What the exercise asks
Return each entry below word for word, leaving out any image.

Data records for software interfaces
= Beginning of Section =

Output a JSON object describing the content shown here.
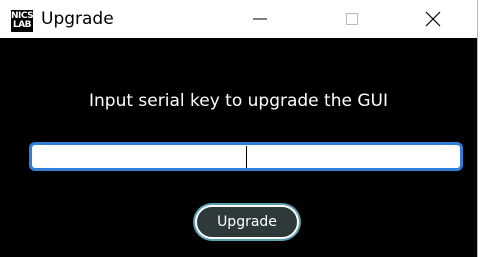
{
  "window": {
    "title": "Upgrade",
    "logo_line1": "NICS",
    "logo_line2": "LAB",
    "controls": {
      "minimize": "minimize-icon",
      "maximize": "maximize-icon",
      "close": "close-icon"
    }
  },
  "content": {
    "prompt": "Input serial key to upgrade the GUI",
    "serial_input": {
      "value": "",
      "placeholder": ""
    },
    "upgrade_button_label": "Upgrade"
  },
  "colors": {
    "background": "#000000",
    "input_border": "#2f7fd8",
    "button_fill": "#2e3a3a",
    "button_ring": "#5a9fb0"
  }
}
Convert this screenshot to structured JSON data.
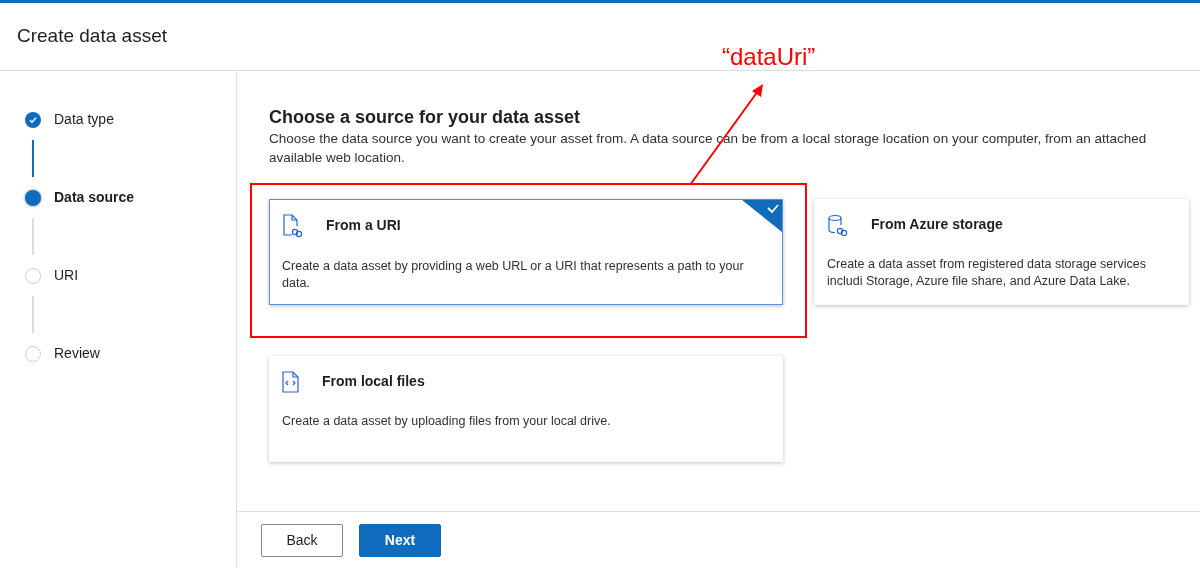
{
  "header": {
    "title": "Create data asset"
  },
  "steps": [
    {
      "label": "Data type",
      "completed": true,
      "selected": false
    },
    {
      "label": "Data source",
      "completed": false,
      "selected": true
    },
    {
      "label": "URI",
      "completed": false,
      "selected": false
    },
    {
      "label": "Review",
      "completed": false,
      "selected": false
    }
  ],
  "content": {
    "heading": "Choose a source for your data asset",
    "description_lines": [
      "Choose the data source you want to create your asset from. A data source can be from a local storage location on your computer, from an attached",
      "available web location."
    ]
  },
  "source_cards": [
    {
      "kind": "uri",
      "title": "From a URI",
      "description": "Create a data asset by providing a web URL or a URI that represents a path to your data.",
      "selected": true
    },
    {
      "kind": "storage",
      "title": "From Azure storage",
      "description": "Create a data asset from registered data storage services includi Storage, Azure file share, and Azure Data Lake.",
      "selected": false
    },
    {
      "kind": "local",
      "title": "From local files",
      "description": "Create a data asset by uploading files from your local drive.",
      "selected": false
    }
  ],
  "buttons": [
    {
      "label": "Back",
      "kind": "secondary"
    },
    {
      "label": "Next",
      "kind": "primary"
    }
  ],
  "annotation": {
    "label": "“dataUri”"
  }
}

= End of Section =

Exercise response
Output a JSON object describing the content shown here.
{
  "window": {
    "title": "Upgrade",
    "logo_line1": "NICS",
    "logo_line2": "LAB",
    "controls": {
      "minimize": "minimize-icon",
      "maximize": "maximize-icon",
      "close": "close-icon"
    }
  },
  "content": {
    "prompt": "Input serial key to upgrade the GUI",
    "serial_input": {
      "value": "",
      "placeholder": ""
    },
    "upgrade_button_label": "Upgrade"
  },
  "colors": {
    "background": "#000000",
    "input_border": "#2f7fd8",
    "button_fill": "#2e3a3a",
    "button_ring": "#5a9fb0"
  }
}
Convert this screenshot to structured JSON data.
{
  "header": {
    "title": "Create data asset"
  },
  "steps": [
    {
      "label": "Data type",
      "completed": true,
      "selected": false
    },
    {
      "label": "Data source",
      "completed": false,
      "selected": true
    },
    {
      "label": "URI",
      "completed": false,
      "selected": false
    },
    {
      "label": "Review",
      "completed": false,
      "selected": false
    }
  ],
  "content": {
    "heading": "Choose a source for your data asset",
    "description_lines": [
      "Choose the data source you want to create your asset from. A data source can be from a local storage location on your computer, from an attached",
      "available web location."
    ]
  },
  "source_cards": [
    {
      "kind": "uri",
      "title": "From a URI",
      "description": "Create a data asset by providing a web URL or a URI that represents a path to your data.",
      "selected": true
    },
    {
      "kind": "storage",
      "title": "From Azure storage",
      "description": "Create a data asset from registered data storage services includi Storage, Azure file share, and Azure Data Lake.",
      "selected": false
    },
    {
      "kind": "local",
      "title": "From local files",
      "description": "Create a data asset by uploading files from your local drive.",
      "selected": false
    }
  ],
  "buttons": [
    {
      "label": "Back",
      "kind": "secondary"
    },
    {
      "label": "Next",
      "kind": "primary"
    }
  ],
  "annotation": {
    "label": "“dataUri”"
  }
}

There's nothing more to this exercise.